Records provided:
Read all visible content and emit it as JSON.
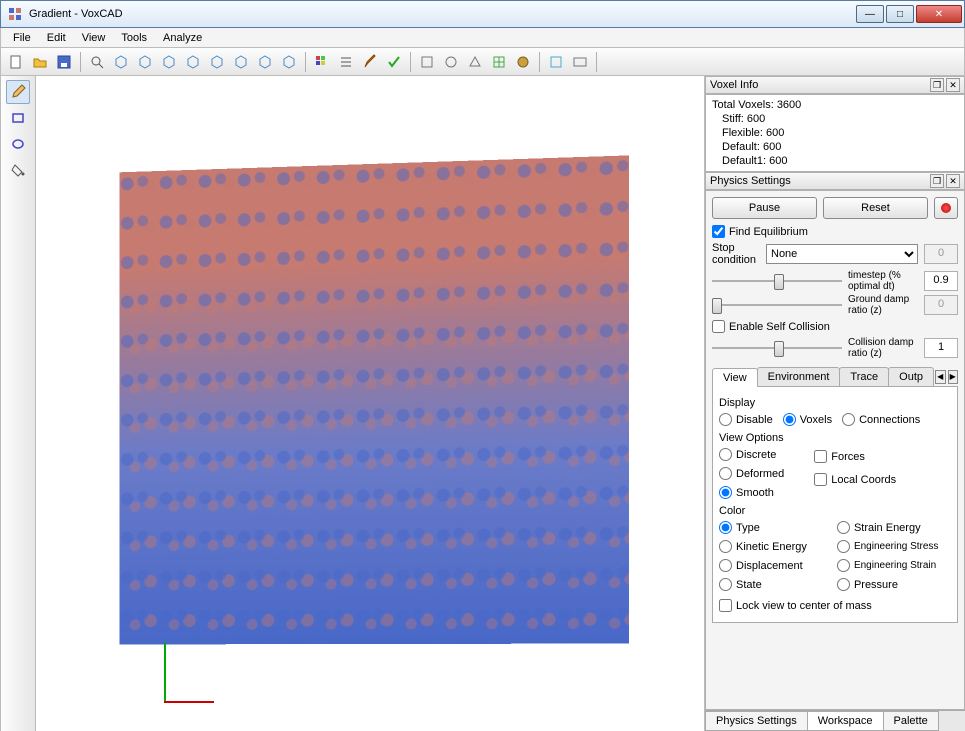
{
  "window": {
    "title": "Gradient - VoxCAD"
  },
  "menu": {
    "file": "File",
    "edit": "Edit",
    "view": "View",
    "tools": "Tools",
    "analyze": "Analyze"
  },
  "voxel_info": {
    "title": "Voxel Info",
    "total": "Total Voxels: 3600",
    "stiff": "Stiff: 600",
    "flexible": "Flexible: 600",
    "default": "Default: 600",
    "default1": "Default1: 600"
  },
  "physics": {
    "title": "Physics Settings",
    "pause": "Pause",
    "reset": "Reset",
    "find_equilibrium": "Find Equilibrium",
    "stop_condition_label": "Stop condition",
    "stop_condition_value": "None",
    "stop_condition_num": "0",
    "timestep_label": "timestep (% optimal dt)",
    "timestep_value": "0.9",
    "ground_damp_label": "Ground damp ratio (z)",
    "ground_damp_value": "0",
    "enable_self_collision": "Enable Self Collision",
    "collision_damp_label": "Collision damp ratio (z)",
    "collision_damp_value": "1"
  },
  "tabs": {
    "view": "View",
    "environment": "Environment",
    "trace": "Trace",
    "output": "Outp"
  },
  "view_tab": {
    "display": "Display",
    "disable": "Disable",
    "voxels": "Voxels",
    "connections": "Connections",
    "view_options": "View Options",
    "discrete": "Discrete",
    "deformed": "Deformed",
    "smooth": "Smooth",
    "forces": "Forces",
    "local_coords": "Local Coords",
    "color": "Color",
    "type": "Type",
    "kinetic_energy": "Kinetic Energy",
    "displacement": "Displacement",
    "state": "State",
    "strain_energy": "Strain Energy",
    "engineering_stress": "Engineering Stress",
    "engineering_strain": "Engineering Strain",
    "pressure": "Pressure",
    "lock_view": "Lock view to center of mass"
  },
  "bottom_tabs": {
    "physics": "Physics Settings",
    "workspace": "Workspace",
    "palette": "Palette"
  }
}
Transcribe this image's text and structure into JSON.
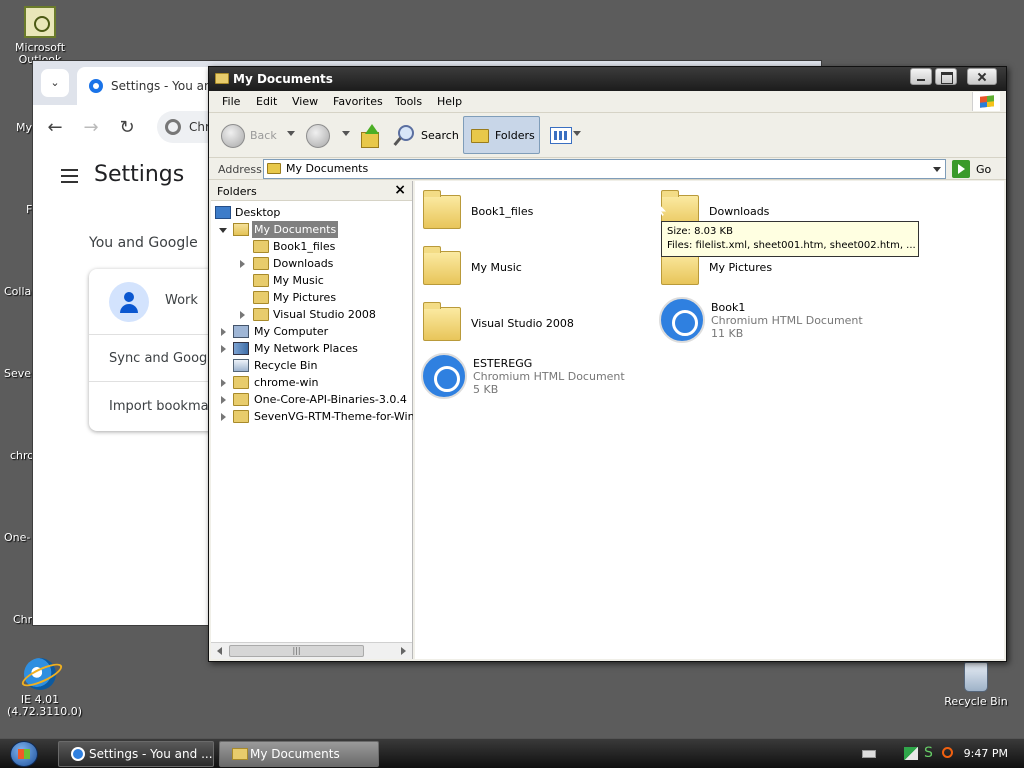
{
  "desktop": {
    "outlook_label": "Microsoft Outlook",
    "ie_label": "IE 4.01 (4.72.3110.0)",
    "recycle_label": "Recycle Bin",
    "edge_labels": [
      "My",
      "F",
      "Colla",
      "Seven",
      "chro",
      "One-",
      "Chr"
    ]
  },
  "chrome": {
    "tab_title": "Settings - You and Go",
    "omnibox_text": "Chron",
    "settings_title": "Settings",
    "section": "You and Google",
    "profile_name": "Work",
    "sync_label": "Sync and Google",
    "import_label": "Import bookmark"
  },
  "explorer": {
    "title": "My Documents",
    "menu": [
      "File",
      "Edit",
      "View",
      "Favorites",
      "Tools",
      "Help"
    ],
    "toolbar": {
      "back": "Back",
      "search": "Search",
      "folders": "Folders"
    },
    "address": {
      "label": "Address",
      "value": "My Documents",
      "go": "Go"
    },
    "folders_pane": {
      "header": "Folders",
      "close": "×",
      "tree": [
        {
          "label": "Desktop"
        },
        {
          "label": "My Documents"
        },
        {
          "label": "Book1_files"
        },
        {
          "label": "Downloads"
        },
        {
          "label": "My Music"
        },
        {
          "label": "My Pictures"
        },
        {
          "label": "Visual Studio 2008"
        },
        {
          "label": "My Computer"
        },
        {
          "label": "My Network Places"
        },
        {
          "label": "Recycle Bin"
        },
        {
          "label": "chrome-win"
        },
        {
          "label": "One-Core-API-Binaries-3.0.4"
        },
        {
          "label": "SevenVG-RTM-Theme-for-Wind"
        }
      ]
    },
    "items": [
      {
        "name": "Book1_files"
      },
      {
        "name": "Downloads"
      },
      {
        "name": "My Music"
      },
      {
        "name": "My Pictures"
      },
      {
        "name": "Visual Studio 2008"
      },
      {
        "name": "Book1",
        "type": "Chromium HTML Document",
        "size": "11 KB"
      },
      {
        "name": "ESTEREGG",
        "type": "Chromium HTML Document",
        "size": "5 KB"
      }
    ],
    "tooltip": {
      "line1": "Size: 8.03 KB",
      "line2": "Files: filelist.xml, sheet001.htm, sheet002.htm, ..."
    }
  },
  "taskbar": {
    "chrome_button": "Settings - You and ...",
    "docs_button": "My Documents",
    "clock": "9:47 PM"
  }
}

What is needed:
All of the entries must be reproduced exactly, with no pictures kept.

Exercise answer:
Read all visible content and emit it as JSON.
{
  "window": {
    "title": "Gradient - VoxCAD"
  },
  "menu": {
    "file": "File",
    "edit": "Edit",
    "view": "View",
    "tools": "Tools",
    "analyze": "Analyze"
  },
  "voxel_info": {
    "title": "Voxel Info",
    "total": "Total Voxels: 3600",
    "stiff": "Stiff: 600",
    "flexible": "Flexible: 600",
    "default": "Default: 600",
    "default1": "Default1: 600"
  },
  "physics": {
    "title": "Physics Settings",
    "pause": "Pause",
    "reset": "Reset",
    "find_equilibrium": "Find Equilibrium",
    "stop_condition_label": "Stop condition",
    "stop_condition_value": "None",
    "stop_condition_num": "0",
    "timestep_label": "timestep (% optimal dt)",
    "timestep_value": "0.9",
    "ground_damp_label": "Ground damp ratio (z)",
    "ground_damp_value": "0",
    "enable_self_collision": "Enable Self Collision",
    "collision_damp_label": "Collision damp ratio (z)",
    "collision_damp_value": "1"
  },
  "tabs": {
    "view": "View",
    "environment": "Environment",
    "trace": "Trace",
    "output": "Outp"
  },
  "view_tab": {
    "display": "Display",
    "disable": "Disable",
    "voxels": "Voxels",
    "connections": "Connections",
    "view_options": "View Options",
    "discrete": "Discrete",
    "deformed": "Deformed",
    "smooth": "Smooth",
    "forces": "Forces",
    "local_coords": "Local Coords",
    "color": "Color",
    "type": "Type",
    "kinetic_energy": "Kinetic Energy",
    "displacement": "Displacement",
    "state": "State",
    "strain_energy": "Strain Energy",
    "engineering_stress": "Engineering Stress",
    "engineering_strain": "Engineering Strain",
    "pressure": "Pressure",
    "lock_view": "Lock view to center of mass"
  },
  "bottom_tabs": {
    "physics": "Physics Settings",
    "workspace": "Workspace",
    "palette": "Palette"
  }
}
Transcribe this image's text and structure into JSON.
{
  "desktop": {
    "outlook_label": "Microsoft Outlook",
    "ie_label": "IE 4.01 (4.72.3110.0)",
    "recycle_label": "Recycle Bin",
    "edge_labels": [
      "My",
      "F",
      "Colla",
      "Seven",
      "chro",
      "One-",
      "Chr"
    ]
  },
  "chrome": {
    "tab_title": "Settings - You and Go",
    "omnibox_text": "Chron",
    "settings_title": "Settings",
    "section": "You and Google",
    "profile_name": "Work",
    "sync_label": "Sync and Google",
    "import_label": "Import bookmark"
  },
  "explorer": {
    "title": "My Documents",
    "menu": [
      "File",
      "Edit",
      "View",
      "Favorites",
      "Tools",
      "Help"
    ],
    "toolbar": {
      "back": "Back",
      "search": "Search",
      "folders": "Folders"
    },
    "address": {
      "label": "Address",
      "value": "My Documents",
      "go": "Go"
    },
    "folders_pane": {
      "header": "Folders",
      "close": "×",
      "tree": [
        {
          "label": "Desktop"
        },
        {
          "label": "My Documents"
        },
        {
          "label": "Book1_files"
        },
        {
          "label": "Downloads"
        },
        {
          "label": "My Music"
        },
        {
          "label": "My Pictures"
        },
        {
          "label": "Visual Studio 2008"
        },
        {
          "label": "My Computer"
        },
        {
          "label": "My Network Places"
        },
        {
          "label": "Recycle Bin"
        },
        {
          "label": "chrome-win"
        },
        {
          "label": "One-Core-API-Binaries-3.0.4"
        },
        {
          "label": "SevenVG-RTM-Theme-for-Wind"
        }
      ]
    },
    "items": [
      {
        "name": "Book1_files"
      },
      {
        "name": "Downloads"
      },
      {
        "name": "My Music"
      },
      {
        "name": "My Pictures"
      },
      {
        "name": "Visual Studio 2008"
      },
      {
        "name": "Book1",
        "type": "Chromium HTML Document",
        "size": "11 KB"
      },
      {
        "name": "ESTEREGG",
        "type": "Chromium HTML Document",
        "size": "5 KB"
      }
    ],
    "tooltip": {
      "line1": "Size: 8.03 KB",
      "line2": "Files: filelist.xml, sheet001.htm, sheet002.htm, ..."
    }
  },
  "taskbar": {
    "chrome_button": "Settings - You and ...",
    "docs_button": "My Documents",
    "clock": "9:47 PM"
  }
}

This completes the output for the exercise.